[App and web page records]
- - - -

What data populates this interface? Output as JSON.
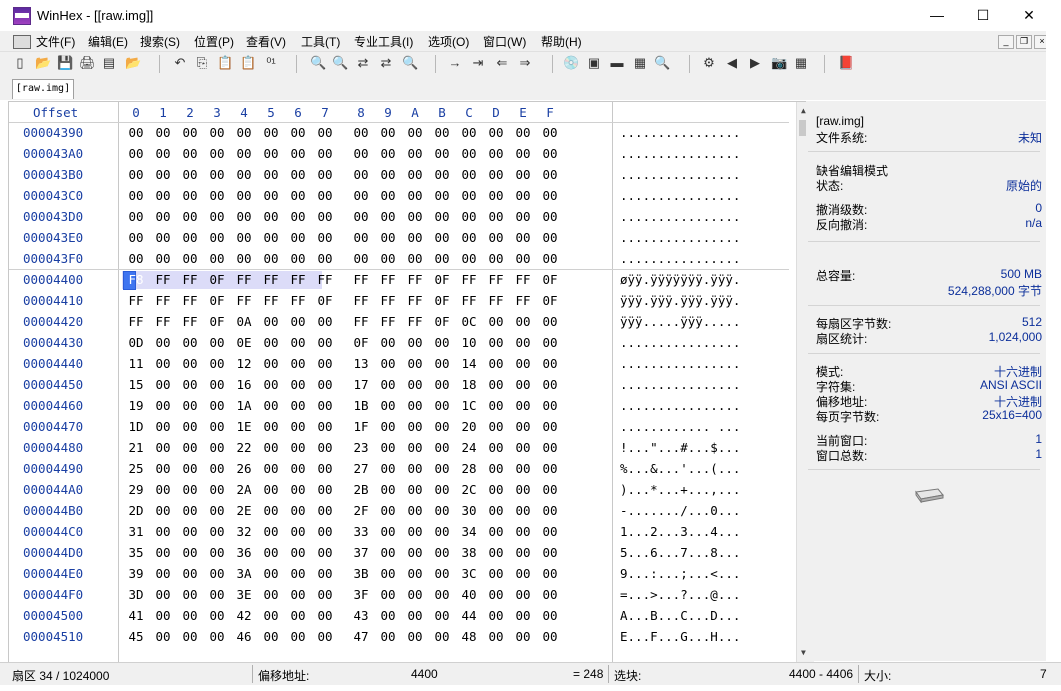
{
  "window": {
    "title": "WinHex - [[raw.img]]",
    "minimize": "—",
    "maximize": "☐",
    "close": "✕"
  },
  "menu": {
    "items": [
      "文件(F)",
      "编辑(E)",
      "搜索(S)",
      "位置(P)",
      "查看(V)",
      "工具(T)",
      "专业工具(I)",
      "选项(O)",
      "窗口(W)",
      "帮助(H)"
    ]
  },
  "mdi": {
    "min": "_",
    "restore": "❐",
    "close": "×"
  },
  "toolbar": {
    "icons": [
      "new-file-icon",
      "open-folder-icon",
      "save-icon",
      "print-icon",
      "properties-icon",
      "open-folder-2-icon",
      "undo-icon",
      "copy-icon",
      "paste-icon",
      "clipboard-icon",
      "hex-write-icon",
      "find-icon",
      "find-hex-icon",
      "replace-icon",
      "replace-hex-icon",
      "find-next-icon",
      "goto-offset-icon",
      "goto-sector-icon",
      "back-icon",
      "forward-icon",
      "disk-open-icon",
      "disk-clone-icon",
      "ram-icon",
      "calculator-icon",
      "magnifier-icon",
      "analyze-icon",
      "prev-icon",
      "next-icon",
      "snapshot-icon",
      "table-icon",
      "book-icon"
    ],
    "glyphs": [
      "▯",
      "📂",
      "💾",
      "🖨",
      "▤",
      "📂",
      "↶",
      "⎘",
      "📋",
      "📋",
      "⁰¹",
      "🔍",
      "🔍",
      "⇄",
      "⇄",
      "🔍",
      "→",
      "⇥",
      "⇐",
      "⇒",
      "💿",
      "▣",
      "▬",
      "▦",
      "🔍",
      "⚙",
      "◀",
      "▶",
      "📷",
      "▦",
      "📕"
    ]
  },
  "tab": {
    "label": "[raw.img]"
  },
  "editor": {
    "offset_header": "Offset",
    "columns": [
      "0",
      "1",
      "2",
      "3",
      "4",
      "5",
      "6",
      "7",
      "8",
      "9",
      "A",
      "B",
      "C",
      "D",
      "E",
      "F"
    ],
    "rows_top": [
      {
        "offset": "00004390",
        "bytes": [
          "00",
          "00",
          "00",
          "00",
          "00",
          "00",
          "00",
          "00",
          "00",
          "00",
          "00",
          "00",
          "00",
          "00",
          "00",
          "00"
        ],
        "ascii": "................"
      },
      {
        "offset": "000043A0",
        "bytes": [
          "00",
          "00",
          "00",
          "00",
          "00",
          "00",
          "00",
          "00",
          "00",
          "00",
          "00",
          "00",
          "00",
          "00",
          "00",
          "00"
        ],
        "ascii": "................"
      },
      {
        "offset": "000043B0",
        "bytes": [
          "00",
          "00",
          "00",
          "00",
          "00",
          "00",
          "00",
          "00",
          "00",
          "00",
          "00",
          "00",
          "00",
          "00",
          "00",
          "00"
        ],
        "ascii": "................"
      },
      {
        "offset": "000043C0",
        "bytes": [
          "00",
          "00",
          "00",
          "00",
          "00",
          "00",
          "00",
          "00",
          "00",
          "00",
          "00",
          "00",
          "00",
          "00",
          "00",
          "00"
        ],
        "ascii": "................"
      },
      {
        "offset": "000043D0",
        "bytes": [
          "00",
          "00",
          "00",
          "00",
          "00",
          "00",
          "00",
          "00",
          "00",
          "00",
          "00",
          "00",
          "00",
          "00",
          "00",
          "00"
        ],
        "ascii": "................"
      },
      {
        "offset": "000043E0",
        "bytes": [
          "00",
          "00",
          "00",
          "00",
          "00",
          "00",
          "00",
          "00",
          "00",
          "00",
          "00",
          "00",
          "00",
          "00",
          "00",
          "00"
        ],
        "ascii": "................"
      },
      {
        "offset": "000043F0",
        "bytes": [
          "00",
          "00",
          "00",
          "00",
          "00",
          "00",
          "00",
          "00",
          "00",
          "00",
          "00",
          "00",
          "00",
          "00",
          "00",
          "00"
        ],
        "ascii": "................"
      }
    ],
    "rows_bottom": [
      {
        "offset": "00004400",
        "bytes": [
          "F8",
          "FF",
          "FF",
          "0F",
          "FF",
          "FF",
          "FF",
          "FF",
          "FF",
          "FF",
          "FF",
          "0F",
          "FF",
          "FF",
          "FF",
          "0F"
        ],
        "ascii": "øÿÿ.ÿÿÿÿÿÿÿ.ÿÿÿ."
      },
      {
        "offset": "00004410",
        "bytes": [
          "FF",
          "FF",
          "FF",
          "0F",
          "FF",
          "FF",
          "FF",
          "0F",
          "FF",
          "FF",
          "FF",
          "0F",
          "FF",
          "FF",
          "FF",
          "0F"
        ],
        "ascii": "ÿÿÿ.ÿÿÿ.ÿÿÿ.ÿÿÿ."
      },
      {
        "offset": "00004420",
        "bytes": [
          "FF",
          "FF",
          "FF",
          "0F",
          "0A",
          "00",
          "00",
          "00",
          "FF",
          "FF",
          "FF",
          "0F",
          "0C",
          "00",
          "00",
          "00"
        ],
        "ascii": "ÿÿÿ.....ÿÿÿ....."
      },
      {
        "offset": "00004430",
        "bytes": [
          "0D",
          "00",
          "00",
          "00",
          "0E",
          "00",
          "00",
          "00",
          "0F",
          "00",
          "00",
          "00",
          "10",
          "00",
          "00",
          "00"
        ],
        "ascii": "................"
      },
      {
        "offset": "00004440",
        "bytes": [
          "11",
          "00",
          "00",
          "00",
          "12",
          "00",
          "00",
          "00",
          "13",
          "00",
          "00",
          "00",
          "14",
          "00",
          "00",
          "00"
        ],
        "ascii": "................"
      },
      {
        "offset": "00004450",
        "bytes": [
          "15",
          "00",
          "00",
          "00",
          "16",
          "00",
          "00",
          "00",
          "17",
          "00",
          "00",
          "00",
          "18",
          "00",
          "00",
          "00"
        ],
        "ascii": "................"
      },
      {
        "offset": "00004460",
        "bytes": [
          "19",
          "00",
          "00",
          "00",
          "1A",
          "00",
          "00",
          "00",
          "1B",
          "00",
          "00",
          "00",
          "1C",
          "00",
          "00",
          "00"
        ],
        "ascii": "................"
      },
      {
        "offset": "00004470",
        "bytes": [
          "1D",
          "00",
          "00",
          "00",
          "1E",
          "00",
          "00",
          "00",
          "1F",
          "00",
          "00",
          "00",
          "20",
          "00",
          "00",
          "00"
        ],
        "ascii": "............ ..."
      },
      {
        "offset": "00004480",
        "bytes": [
          "21",
          "00",
          "00",
          "00",
          "22",
          "00",
          "00",
          "00",
          "23",
          "00",
          "00",
          "00",
          "24",
          "00",
          "00",
          "00"
        ],
        "ascii": "!...\"...#...$..."
      },
      {
        "offset": "00004490",
        "bytes": [
          "25",
          "00",
          "00",
          "00",
          "26",
          "00",
          "00",
          "00",
          "27",
          "00",
          "00",
          "00",
          "28",
          "00",
          "00",
          "00"
        ],
        "ascii": "%...&...'...(..."
      },
      {
        "offset": "000044A0",
        "bytes": [
          "29",
          "00",
          "00",
          "00",
          "2A",
          "00",
          "00",
          "00",
          "2B",
          "00",
          "00",
          "00",
          "2C",
          "00",
          "00",
          "00"
        ],
        "ascii": ")...*...+...,..."
      },
      {
        "offset": "000044B0",
        "bytes": [
          "2D",
          "00",
          "00",
          "00",
          "2E",
          "00",
          "00",
          "00",
          "2F",
          "00",
          "00",
          "00",
          "30",
          "00",
          "00",
          "00"
        ],
        "ascii": "-......./...0..."
      },
      {
        "offset": "000044C0",
        "bytes": [
          "31",
          "00",
          "00",
          "00",
          "32",
          "00",
          "00",
          "00",
          "33",
          "00",
          "00",
          "00",
          "34",
          "00",
          "00",
          "00"
        ],
        "ascii": "1...2...3...4..."
      },
      {
        "offset": "000044D0",
        "bytes": [
          "35",
          "00",
          "00",
          "00",
          "36",
          "00",
          "00",
          "00",
          "37",
          "00",
          "00",
          "00",
          "38",
          "00",
          "00",
          "00"
        ],
        "ascii": "5...6...7...8..."
      },
      {
        "offset": "000044E0",
        "bytes": [
          "39",
          "00",
          "00",
          "00",
          "3A",
          "00",
          "00",
          "00",
          "3B",
          "00",
          "00",
          "00",
          "3C",
          "00",
          "00",
          "00"
        ],
        "ascii": "9...:...;...<..."
      },
      {
        "offset": "000044F0",
        "bytes": [
          "3D",
          "00",
          "00",
          "00",
          "3E",
          "00",
          "00",
          "00",
          "3F",
          "00",
          "00",
          "00",
          "40",
          "00",
          "00",
          "00"
        ],
        "ascii": "=...>...?...@..."
      },
      {
        "offset": "00004500",
        "bytes": [
          "41",
          "00",
          "00",
          "00",
          "42",
          "00",
          "00",
          "00",
          "43",
          "00",
          "00",
          "00",
          "44",
          "00",
          "00",
          "00"
        ],
        "ascii": "A...B...C...D..."
      },
      {
        "offset": "00004510",
        "bytes": [
          "45",
          "00",
          "00",
          "00",
          "46",
          "00",
          "00",
          "00",
          "47",
          "00",
          "00",
          "00",
          "48",
          "00",
          "00",
          "00"
        ],
        "ascii": "E...F...G...H..."
      }
    ]
  },
  "info": {
    "file_name": "[raw.img]",
    "filesystem_label": "文件系统:",
    "filesystem_value": "未知",
    "edit_mode_heading": "缺省编辑模式",
    "state_label": "状态:",
    "state_value": "原始的",
    "undo_level_label": "撤消级数:",
    "undo_level_value": "0",
    "reverse_undo_label": "反向撤消:",
    "reverse_undo_value": "n/a",
    "capacity_label": "总容量:",
    "capacity_value": "500 MB",
    "capacity_bytes": "524,288,000 字节",
    "bytes_per_sector_label": "每扇区字节数:",
    "bytes_per_sector_value": "512",
    "sector_count_label": "扇区统计:",
    "sector_count_value": "1,024,000",
    "mode_label": "模式:",
    "mode_value": "十六进制",
    "charset_label": "字符集:",
    "charset_value": "ANSI ASCII",
    "offset_mode_label": "偏移地址:",
    "offset_mode_value": "十六进制",
    "bytes_per_page_label": "每页字节数:",
    "bytes_per_page_value": "25x16=400",
    "current_window_label": "当前窗口:",
    "current_window_value": "1",
    "window_total_label": "窗口总数:",
    "window_total_value": "1"
  },
  "status": {
    "sector": "扇区 34 / 1024000",
    "offset_label": "偏移地址:",
    "offset_value": "4400",
    "eq_value": "= 248",
    "selection_label": "选块:",
    "selection_value": "4400 - 4406",
    "size_label": "大小:",
    "size_value": "7"
  }
}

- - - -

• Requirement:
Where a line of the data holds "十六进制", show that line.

• Output below:
    "mode_value": "十六进制",
    "offset_mode_value": "十六进制",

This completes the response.